8 Schools to Share Online Arabic And Water Resources Courses

As part of the Eight Schools Association’s (ESA) initiative to create shared courses, Andover hopes to offer its students online classes in Arabic and Global Water Resources during the 2014-2015 school year.

The ESA, which includes representatives from Andover, Phillips Exeter Academy, Northfield Mount Hermon, St. Paul’s School, Lawrenceville, Choate, Deerfield and Hotchkiss, met in the spring of 2013 to discuss the needs of its member schools. At the end of these meetings, the schools decided to address their dearth of uncommon languages and their desire to incorporate travel in the curriculum.

Two students from each school will be offered enrollment in the Arabic online program every year. The course plans to require a two year commitment, as it typically takes two years to get students to transition into college Arabic programs easily, according to Peter Merrill, Interim Chair of the Global Perspectives Group and Instructor in Russian and German.

“If we did a one year program, we would essentially be leaving the kids on their own,” said Merrill.

In the past, schools have found it difficult to hire teachers in languages such as Arabic due to low student demand. With an online presence, the ESA hopes not only to generate interest in this unconventional language, but also to eliminate the struggle of finding faculty to teach the course and keep dropout rates low for language classes.

“[An online course] will be a way to keep some presence of Arabic in the school but not necessarily leading to anything on the Andover campus,” according to Merrill.

The Arabic program will be limited to students who have already completed their school’s language requirements and to those with particularly strong initiative to handle the difficulty of an online language course.

Another part of the ESA’s venture will be to create a global water resource course. The course plans to investigate the water quality and trends of the local water sources of each school. Students will compile the data of each water resource and relay it to the ESA for comparison and analysis.

“The ESA will not just be looking at one watershed area, but they are looking at seven watershed areas and sveeing if the data leads to similar conclusions. It’s just that the more data sets you have, you have a lot more you can understand. Absolutely, the whole point of this program is to share the data,” said Merrill.

In addition to collecting this data, the online course will aim to analyze the social and political effects of water on the current world.

“One of the quotes that you will see in ‘The Economist’ is that the next major war will be about water… Battles to the west of the US are to get the water. The Chinese are in the process of damming the five major rivers that run through Southern Asia.
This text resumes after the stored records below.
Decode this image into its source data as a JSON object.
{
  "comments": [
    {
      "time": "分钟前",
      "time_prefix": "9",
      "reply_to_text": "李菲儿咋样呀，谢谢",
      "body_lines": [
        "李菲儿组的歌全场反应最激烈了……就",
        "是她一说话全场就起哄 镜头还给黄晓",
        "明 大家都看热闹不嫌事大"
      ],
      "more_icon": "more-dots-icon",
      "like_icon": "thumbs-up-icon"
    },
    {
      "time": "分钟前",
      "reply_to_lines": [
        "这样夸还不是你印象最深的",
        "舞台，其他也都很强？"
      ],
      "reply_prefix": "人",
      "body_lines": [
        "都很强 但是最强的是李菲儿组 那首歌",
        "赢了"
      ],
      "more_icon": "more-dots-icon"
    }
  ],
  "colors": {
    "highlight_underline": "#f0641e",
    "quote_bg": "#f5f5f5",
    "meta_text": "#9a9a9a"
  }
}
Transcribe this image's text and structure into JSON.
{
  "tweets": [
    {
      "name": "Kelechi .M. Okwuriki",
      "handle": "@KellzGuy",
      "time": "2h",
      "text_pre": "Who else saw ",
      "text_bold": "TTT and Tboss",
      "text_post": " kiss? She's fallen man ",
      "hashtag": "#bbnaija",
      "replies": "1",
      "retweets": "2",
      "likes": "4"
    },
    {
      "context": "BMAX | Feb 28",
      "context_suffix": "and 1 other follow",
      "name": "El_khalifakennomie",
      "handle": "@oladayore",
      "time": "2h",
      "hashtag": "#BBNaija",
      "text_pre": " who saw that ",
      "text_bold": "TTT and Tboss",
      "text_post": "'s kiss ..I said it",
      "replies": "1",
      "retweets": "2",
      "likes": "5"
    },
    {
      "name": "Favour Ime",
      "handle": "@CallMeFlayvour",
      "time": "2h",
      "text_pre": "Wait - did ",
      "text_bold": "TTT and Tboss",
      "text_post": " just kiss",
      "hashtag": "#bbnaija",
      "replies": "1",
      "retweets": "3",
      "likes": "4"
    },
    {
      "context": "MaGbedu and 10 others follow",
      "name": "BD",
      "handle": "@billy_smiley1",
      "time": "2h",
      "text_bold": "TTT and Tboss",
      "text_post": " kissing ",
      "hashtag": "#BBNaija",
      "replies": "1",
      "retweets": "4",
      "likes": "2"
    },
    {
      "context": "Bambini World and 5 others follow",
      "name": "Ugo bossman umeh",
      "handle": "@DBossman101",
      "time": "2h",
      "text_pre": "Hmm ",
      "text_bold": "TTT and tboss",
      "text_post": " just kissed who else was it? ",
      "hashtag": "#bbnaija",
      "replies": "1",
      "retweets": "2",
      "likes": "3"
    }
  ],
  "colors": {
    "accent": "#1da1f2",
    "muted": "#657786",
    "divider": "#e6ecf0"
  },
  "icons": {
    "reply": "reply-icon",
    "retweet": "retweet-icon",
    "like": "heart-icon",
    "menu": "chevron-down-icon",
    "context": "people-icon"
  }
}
All of South Asia is nervous about what the Chinese are doing with their water,” said Merrill.

In the coming months, administrators from each of the eight schools will review proposals for the two programs and plan to finalize the courses by next fall.